      Good overview article of some of the psychology research behind misinformation in social media spaces including bots, AI, and the effects of cognitive bias.

      Probably worth mining the story for the journal articles and collecting/reading them.

    2. “Limited individual attention and online virality of low-quality information,” By Xiaoyan Qiu et al., in Nature Human Behaviour, Vol. 1, June 2017

      The upshot of this paper seems to be "information overload alone can explain why fake news can become viral."

  9. Aug 2022
    1. Many U.S.educators believe that increasing political polarization combine with the hazards ofmisinformation and disinformation in ways that underscore the need for learners to acquire theknowledge and skills required to navigate a changing media landscape (Hamilton et al. 2020a)



  10. Apr 2022
    1. Katherine Ognyanova. (2022, February 15). Americans who believe COVID vaccine misinformation tend to be more vaccine-resistant. They are also more likely to distrust the government, media, science, and medicine. That pattern is reversed with regard to trust in Fox News and Donald Trump. Https://osf.io/9ua2x/ (5/7) https://t.co/f6jTRWhmdF [Tweet]. @Ognyanova. https://twitter.com/Ognyanova/status/1493596109926768645

    1. Mike Caulfield. (2021, March 10). One of the drivers of Twitter daily topics is that topics must be participatory to trend, which means one must be able to form a firm opinion on a given subject in the absence of previous knowledge. And, it turns out, this is a bit of a flaw. [Tweet]. @holden. https://twitter.com/holden/status/1369551099489779714

    1. Dr. Syra Madad. (2021, February 7). What we hear most often “talk to your health care provider if you have any questions/concerns on COVID19 vaccines” Vs Where many are actually turning to for COVID19 vaccine info ⬇️ This is also why it’s so important for the media to report responsibly based on science/evidence [Tweet]. @syramadad. https://twitter.com/syramadad/status/1358509900398272517

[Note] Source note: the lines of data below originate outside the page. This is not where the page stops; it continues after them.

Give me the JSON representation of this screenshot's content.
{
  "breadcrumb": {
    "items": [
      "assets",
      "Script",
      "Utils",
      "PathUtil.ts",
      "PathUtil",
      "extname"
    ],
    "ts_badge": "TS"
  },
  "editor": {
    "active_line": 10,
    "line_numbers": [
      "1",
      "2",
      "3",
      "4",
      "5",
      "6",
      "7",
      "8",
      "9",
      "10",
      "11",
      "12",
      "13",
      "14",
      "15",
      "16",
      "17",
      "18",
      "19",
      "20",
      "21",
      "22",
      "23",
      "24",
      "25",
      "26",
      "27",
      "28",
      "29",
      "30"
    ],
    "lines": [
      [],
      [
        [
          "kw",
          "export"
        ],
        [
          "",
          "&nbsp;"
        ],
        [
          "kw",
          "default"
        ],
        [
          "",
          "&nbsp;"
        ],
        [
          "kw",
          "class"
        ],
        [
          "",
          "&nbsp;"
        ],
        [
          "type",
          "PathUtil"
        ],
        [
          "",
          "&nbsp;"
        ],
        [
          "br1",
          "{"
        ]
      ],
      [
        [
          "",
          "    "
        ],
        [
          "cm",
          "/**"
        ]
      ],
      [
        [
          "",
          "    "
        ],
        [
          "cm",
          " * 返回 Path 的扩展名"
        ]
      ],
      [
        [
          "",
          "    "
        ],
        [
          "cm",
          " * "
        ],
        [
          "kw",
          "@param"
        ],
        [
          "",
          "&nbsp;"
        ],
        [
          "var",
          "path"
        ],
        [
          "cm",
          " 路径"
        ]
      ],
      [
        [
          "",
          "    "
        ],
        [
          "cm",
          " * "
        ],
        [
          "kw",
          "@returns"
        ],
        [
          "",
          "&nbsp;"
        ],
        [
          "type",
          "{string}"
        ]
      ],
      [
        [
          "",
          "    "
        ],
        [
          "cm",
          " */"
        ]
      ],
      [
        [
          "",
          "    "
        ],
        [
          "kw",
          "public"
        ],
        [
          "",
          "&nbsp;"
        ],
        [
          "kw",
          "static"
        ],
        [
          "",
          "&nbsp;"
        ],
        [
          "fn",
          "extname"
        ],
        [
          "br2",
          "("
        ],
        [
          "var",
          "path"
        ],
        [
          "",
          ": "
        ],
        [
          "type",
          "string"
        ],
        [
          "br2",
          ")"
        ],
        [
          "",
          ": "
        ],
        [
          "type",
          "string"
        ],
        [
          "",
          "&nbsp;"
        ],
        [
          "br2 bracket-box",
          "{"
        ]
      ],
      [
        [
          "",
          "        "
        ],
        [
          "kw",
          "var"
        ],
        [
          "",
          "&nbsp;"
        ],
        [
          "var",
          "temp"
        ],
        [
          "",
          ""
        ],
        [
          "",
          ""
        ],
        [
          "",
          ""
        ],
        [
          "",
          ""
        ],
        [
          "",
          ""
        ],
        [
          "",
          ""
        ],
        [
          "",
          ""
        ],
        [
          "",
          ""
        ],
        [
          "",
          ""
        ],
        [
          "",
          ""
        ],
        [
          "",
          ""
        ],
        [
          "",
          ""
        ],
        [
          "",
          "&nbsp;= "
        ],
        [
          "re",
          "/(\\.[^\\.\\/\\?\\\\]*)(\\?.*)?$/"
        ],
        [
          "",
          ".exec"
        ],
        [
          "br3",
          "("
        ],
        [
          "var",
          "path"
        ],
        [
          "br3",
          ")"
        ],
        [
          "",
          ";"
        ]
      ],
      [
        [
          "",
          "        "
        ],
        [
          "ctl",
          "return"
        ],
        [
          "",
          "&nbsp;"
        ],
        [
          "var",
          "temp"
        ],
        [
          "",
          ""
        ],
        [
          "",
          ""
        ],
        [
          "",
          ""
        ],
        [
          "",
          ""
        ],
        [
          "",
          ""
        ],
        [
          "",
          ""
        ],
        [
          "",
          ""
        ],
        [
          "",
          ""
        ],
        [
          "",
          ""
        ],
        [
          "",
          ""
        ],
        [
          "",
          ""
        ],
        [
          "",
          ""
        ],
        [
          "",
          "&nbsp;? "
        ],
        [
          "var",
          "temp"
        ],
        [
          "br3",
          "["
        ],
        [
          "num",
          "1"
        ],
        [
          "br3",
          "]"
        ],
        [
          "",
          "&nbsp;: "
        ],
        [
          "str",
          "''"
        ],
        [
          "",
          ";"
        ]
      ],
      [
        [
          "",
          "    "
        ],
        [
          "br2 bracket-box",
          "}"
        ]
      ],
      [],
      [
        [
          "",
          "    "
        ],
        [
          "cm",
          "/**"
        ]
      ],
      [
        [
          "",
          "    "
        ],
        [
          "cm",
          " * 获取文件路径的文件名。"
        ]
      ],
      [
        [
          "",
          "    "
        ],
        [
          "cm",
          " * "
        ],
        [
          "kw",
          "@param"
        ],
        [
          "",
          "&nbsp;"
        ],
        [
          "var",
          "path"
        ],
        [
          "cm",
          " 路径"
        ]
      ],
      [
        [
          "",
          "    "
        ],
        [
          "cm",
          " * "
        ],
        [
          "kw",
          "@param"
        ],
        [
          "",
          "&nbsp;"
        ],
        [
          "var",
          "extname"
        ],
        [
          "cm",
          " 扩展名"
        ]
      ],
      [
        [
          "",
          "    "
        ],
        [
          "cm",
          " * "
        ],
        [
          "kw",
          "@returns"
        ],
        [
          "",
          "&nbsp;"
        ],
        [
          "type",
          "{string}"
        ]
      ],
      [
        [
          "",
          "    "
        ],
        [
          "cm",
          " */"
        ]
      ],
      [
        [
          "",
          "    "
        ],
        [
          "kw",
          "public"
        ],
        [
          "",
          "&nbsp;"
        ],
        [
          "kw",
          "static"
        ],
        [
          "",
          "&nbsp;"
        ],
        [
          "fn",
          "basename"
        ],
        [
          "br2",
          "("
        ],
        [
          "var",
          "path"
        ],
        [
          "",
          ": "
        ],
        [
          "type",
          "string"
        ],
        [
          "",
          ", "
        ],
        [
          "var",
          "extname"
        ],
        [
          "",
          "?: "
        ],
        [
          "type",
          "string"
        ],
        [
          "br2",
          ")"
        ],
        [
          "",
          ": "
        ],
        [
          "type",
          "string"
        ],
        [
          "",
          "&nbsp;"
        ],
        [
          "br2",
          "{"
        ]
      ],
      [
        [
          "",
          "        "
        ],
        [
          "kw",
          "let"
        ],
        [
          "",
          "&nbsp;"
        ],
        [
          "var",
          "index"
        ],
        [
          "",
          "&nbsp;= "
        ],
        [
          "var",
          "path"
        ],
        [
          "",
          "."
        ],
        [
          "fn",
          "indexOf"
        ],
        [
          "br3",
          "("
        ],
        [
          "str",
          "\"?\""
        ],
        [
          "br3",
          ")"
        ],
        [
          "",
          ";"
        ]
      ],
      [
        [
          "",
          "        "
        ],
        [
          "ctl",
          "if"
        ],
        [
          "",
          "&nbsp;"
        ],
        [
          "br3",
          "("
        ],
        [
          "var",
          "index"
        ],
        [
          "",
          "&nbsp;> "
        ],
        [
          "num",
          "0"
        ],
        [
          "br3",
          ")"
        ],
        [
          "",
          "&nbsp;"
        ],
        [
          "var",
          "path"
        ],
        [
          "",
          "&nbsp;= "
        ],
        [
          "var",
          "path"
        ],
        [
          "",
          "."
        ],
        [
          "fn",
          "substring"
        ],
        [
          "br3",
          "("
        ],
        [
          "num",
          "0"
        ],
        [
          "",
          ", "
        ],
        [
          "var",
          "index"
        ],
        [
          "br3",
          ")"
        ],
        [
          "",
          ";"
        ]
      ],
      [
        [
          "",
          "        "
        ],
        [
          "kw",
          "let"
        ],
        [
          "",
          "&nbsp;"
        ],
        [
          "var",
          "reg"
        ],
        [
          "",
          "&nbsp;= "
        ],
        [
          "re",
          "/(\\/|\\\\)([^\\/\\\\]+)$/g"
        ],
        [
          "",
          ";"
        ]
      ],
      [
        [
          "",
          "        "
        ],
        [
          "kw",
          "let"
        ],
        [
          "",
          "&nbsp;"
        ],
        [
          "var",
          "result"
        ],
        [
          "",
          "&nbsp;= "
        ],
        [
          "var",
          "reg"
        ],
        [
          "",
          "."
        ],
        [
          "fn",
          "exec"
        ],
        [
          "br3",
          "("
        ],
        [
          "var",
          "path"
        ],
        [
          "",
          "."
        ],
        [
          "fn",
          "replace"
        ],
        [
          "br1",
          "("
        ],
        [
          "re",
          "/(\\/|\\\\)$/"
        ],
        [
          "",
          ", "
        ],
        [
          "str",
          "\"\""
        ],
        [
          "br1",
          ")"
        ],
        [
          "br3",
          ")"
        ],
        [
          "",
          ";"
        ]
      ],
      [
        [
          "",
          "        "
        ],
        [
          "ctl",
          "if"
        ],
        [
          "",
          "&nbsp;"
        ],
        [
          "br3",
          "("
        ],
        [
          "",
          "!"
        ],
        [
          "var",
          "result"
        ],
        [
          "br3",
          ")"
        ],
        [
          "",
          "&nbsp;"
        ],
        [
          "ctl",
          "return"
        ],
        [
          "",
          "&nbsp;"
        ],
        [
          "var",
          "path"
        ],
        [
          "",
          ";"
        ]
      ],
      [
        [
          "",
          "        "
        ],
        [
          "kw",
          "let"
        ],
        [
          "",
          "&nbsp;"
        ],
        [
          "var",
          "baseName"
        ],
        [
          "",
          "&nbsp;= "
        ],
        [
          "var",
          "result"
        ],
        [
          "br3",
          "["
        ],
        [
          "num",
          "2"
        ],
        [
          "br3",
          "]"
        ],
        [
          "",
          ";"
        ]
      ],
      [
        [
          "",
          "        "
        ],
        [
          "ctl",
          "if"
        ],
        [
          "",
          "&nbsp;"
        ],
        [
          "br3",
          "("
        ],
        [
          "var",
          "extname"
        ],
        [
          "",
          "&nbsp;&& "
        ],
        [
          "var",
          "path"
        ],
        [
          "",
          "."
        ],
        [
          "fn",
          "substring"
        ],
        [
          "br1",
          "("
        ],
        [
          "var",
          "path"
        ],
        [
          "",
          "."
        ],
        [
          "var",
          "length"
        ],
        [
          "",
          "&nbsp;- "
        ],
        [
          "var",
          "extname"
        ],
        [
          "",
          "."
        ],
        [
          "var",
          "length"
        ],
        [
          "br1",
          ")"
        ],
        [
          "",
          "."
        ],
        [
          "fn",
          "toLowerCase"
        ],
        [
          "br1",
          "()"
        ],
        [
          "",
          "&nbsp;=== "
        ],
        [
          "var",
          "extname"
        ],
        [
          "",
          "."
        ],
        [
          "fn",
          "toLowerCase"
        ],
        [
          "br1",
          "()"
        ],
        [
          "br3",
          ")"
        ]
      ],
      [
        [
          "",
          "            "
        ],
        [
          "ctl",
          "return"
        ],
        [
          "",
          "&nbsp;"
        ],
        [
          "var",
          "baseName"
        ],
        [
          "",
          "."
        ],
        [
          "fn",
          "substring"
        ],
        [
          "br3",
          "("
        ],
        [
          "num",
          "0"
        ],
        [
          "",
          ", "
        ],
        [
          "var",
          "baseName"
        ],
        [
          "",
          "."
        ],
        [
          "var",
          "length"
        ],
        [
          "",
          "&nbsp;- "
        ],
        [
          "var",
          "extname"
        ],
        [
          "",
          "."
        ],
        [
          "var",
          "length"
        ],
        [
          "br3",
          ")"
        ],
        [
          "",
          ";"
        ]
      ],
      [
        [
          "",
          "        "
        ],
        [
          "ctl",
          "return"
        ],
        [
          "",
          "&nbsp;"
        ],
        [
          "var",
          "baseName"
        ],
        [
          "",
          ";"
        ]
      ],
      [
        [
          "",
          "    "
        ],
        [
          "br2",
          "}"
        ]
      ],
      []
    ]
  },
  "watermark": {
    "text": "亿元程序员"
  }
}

  11. Mar 2022
    1. Prof Peter Hotez MD PhD. (2021, December 30). When the antivaccine disinformation crowd declares twisted martyrdom when bumped from social media or condemned publicly: They contributed to the tragic and needless loss of 200,000 unvaccinated Americans since June who believed their antiscience gibberish. They’re the aggressors [Tweet]. @PeterHotez. https://twitter.com/PeterHotez/status/1476393357006065670

  12. Feb 2022
    1. Stephan Lewandowsky. (2022, January 15). This is an extremely important development. The main vector for misinformation are not fringe websites but “mainstream” politicians who inherit and adapt fringe material. So keeping track of their effect is crucial, and this is a very welcome first step by @_mohsen_m @DG_Rand 1/n [Tweet]. @STWorg. https://twitter.com/STWorg/status/1482265289022746628

  13. Jan 2022
  14. Dec 2021
    1. Timothy Caulfield. (2021, December 30). #RobertMalone suspended by #twitter today. Reaction: 1) Great news. He has been spreading harmful #misinformation. (He has NOT contributed to meaningful/constructive scientific debate. His views demonstrably wrong & polarizing.) 2) What took so long? #ScienceUpFirst [Tweet]. @CaulfieldTim. https://twitter.com/CaulfieldTim/status/1476346919890796545

    1. Health Nerd. (2021, December 13). Accusing everyone you disagree with of being a shill for pharmaceutical companies is a very simple way to tell anyone with even the slightest insight that you have absolutely no idea what you’re talking about and no desire to do simple things to educate yourself [Tweet]. @GidMK. https://twitter.com/GidMK/status/1470287869168152576

  15. Nov 2021
  16. Oct 2021